Some tar­gets set by San­lam in­clude re­duc­ing their own elec­tric­ity and wa­ter con­sump­tion; a trans­for­ma­tive part­ner­ship with WWF SA, iden­ti­fy­ing strate­gic wa­ter sources (an open source project which is ac­ces­si­ble to all); and dis­tribut­ing a high-res­o­lu­tion wa­ter risk fil­ter tool to help in­di­vid­u­als and com­pa­nies de­ter­mine their wa­ter risks. San­lam also pi­loted a project that al­lowed for self-sus­tain­ing ac­tive own­er­ship for or­gan­ised labour, in­tended to ca­pac­i­tate union mem­bers and en­able them to query is­sues per­tain­ing to en­vi­ron­ment, so­cial and gov­er­nance tar­gets.

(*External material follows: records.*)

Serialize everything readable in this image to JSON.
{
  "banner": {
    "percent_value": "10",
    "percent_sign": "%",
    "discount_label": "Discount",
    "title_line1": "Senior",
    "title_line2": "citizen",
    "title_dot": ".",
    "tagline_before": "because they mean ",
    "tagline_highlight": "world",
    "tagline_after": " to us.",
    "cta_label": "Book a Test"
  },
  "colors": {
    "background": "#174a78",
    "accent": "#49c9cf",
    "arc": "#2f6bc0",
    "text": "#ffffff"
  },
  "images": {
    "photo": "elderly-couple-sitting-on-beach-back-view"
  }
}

San­lam spent a to­tal of R207mil­lion on skills de­vel­op­ment for its em­ploy­ees and R116.7-mil­lion on en­ter­prise and sup­plier de­vel­op­ment in 2016.

Most of these goals are long term. CSR is a marathon, not a sprint, but done right, it ben­e­fits all, Ban­gerezako points out. “We con­tinue to look at a way to im­prove our busi­ness, clients we serve, em­ploy­ees and wider so­ci­ety, and have com­mit­ted to a way we can have a ma­te­rial im­pact on the Sus­tain­able De­vel­op­ment Goals.”

Newspapers in English

Newspapers from South Africa

© PressReader. All rights reserved.